***** Supplied records

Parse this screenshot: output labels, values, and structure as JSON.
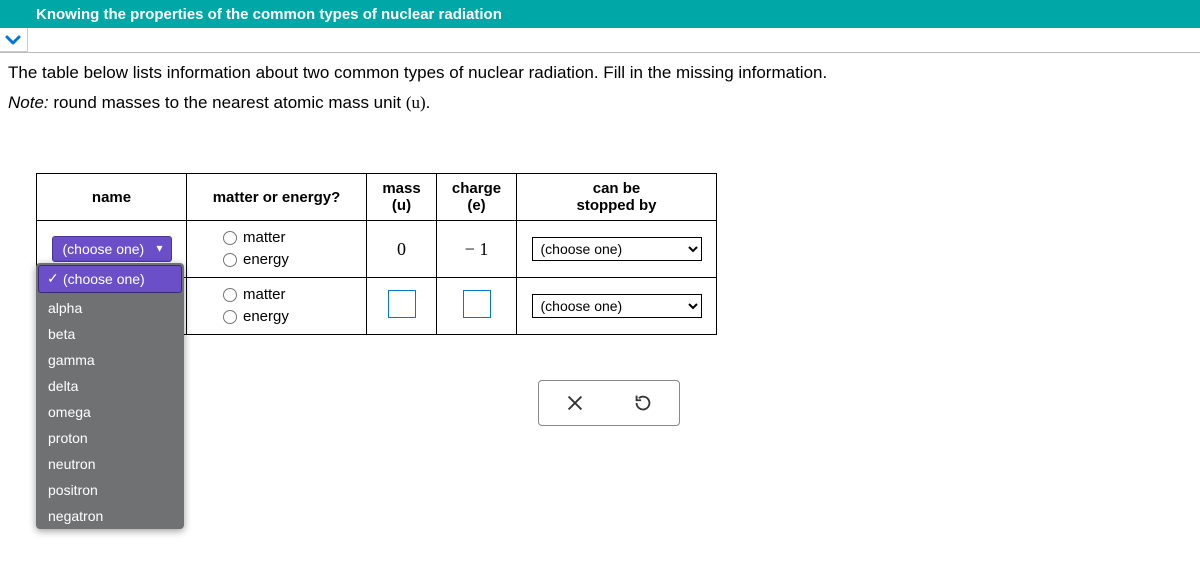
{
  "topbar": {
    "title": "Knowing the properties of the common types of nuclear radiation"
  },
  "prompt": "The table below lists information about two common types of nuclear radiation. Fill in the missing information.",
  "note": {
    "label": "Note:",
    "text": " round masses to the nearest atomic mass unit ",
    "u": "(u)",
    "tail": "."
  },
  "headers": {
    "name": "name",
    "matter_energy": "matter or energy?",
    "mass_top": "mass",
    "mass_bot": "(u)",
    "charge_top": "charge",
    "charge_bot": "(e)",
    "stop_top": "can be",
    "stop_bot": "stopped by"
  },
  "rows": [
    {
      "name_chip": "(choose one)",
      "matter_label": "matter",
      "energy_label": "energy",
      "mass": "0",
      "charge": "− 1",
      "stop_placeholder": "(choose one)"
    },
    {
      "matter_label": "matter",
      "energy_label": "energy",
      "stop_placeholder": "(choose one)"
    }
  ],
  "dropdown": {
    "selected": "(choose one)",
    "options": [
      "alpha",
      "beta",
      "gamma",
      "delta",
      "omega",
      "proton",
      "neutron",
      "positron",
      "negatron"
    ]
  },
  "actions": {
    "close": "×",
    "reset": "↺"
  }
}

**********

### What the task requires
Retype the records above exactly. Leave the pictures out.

### The answer
Parse this screenshot: output labels, values, and structure as JSON.
{
  "topbar": {
    "title": "Knowing the properties of the common types of nuclear radiation"
  },
  "prompt": "The table below lists information about two common types of nuclear radiation. Fill in the missing information.",
  "note": {
    "label": "Note:",
    "text": " round masses to the nearest atomic mass unit ",
    "u": "(u)",
    "tail": "."
  },
  "headers": {
    "name": "name",
    "matter_energy": "matter or energy?",
    "mass_top": "mass",
    "mass_bot": "(u)",
    "charge_top": "charge",
    "charge_bot": "(e)",
    "stop_top": "can be",
    "stop_bot": "stopped by"
  },
  "rows": [
    {
      "name_chip": "(choose one)",
      "matter_label": "matter",
      "energy_label": "energy",
      "mass": "0",
      "charge": "− 1",
      "stop_placeholder": "(choose one)"
    },
    {
      "matter_label": "matter",
      "energy_label": "energy",
      "stop_placeholder": "(choose one)"
    }
  ],
  "dropdown": {
    "selected": "(choose one)",
    "options": [
      "alpha",
      "beta",
      "gamma",
      "delta",
      "omega",
      "proton",
      "neutron",
      "positron",
      "negatron"
    ]
  },
  "actions": {
    "close": "×",
    "reset": "↺"
  }
}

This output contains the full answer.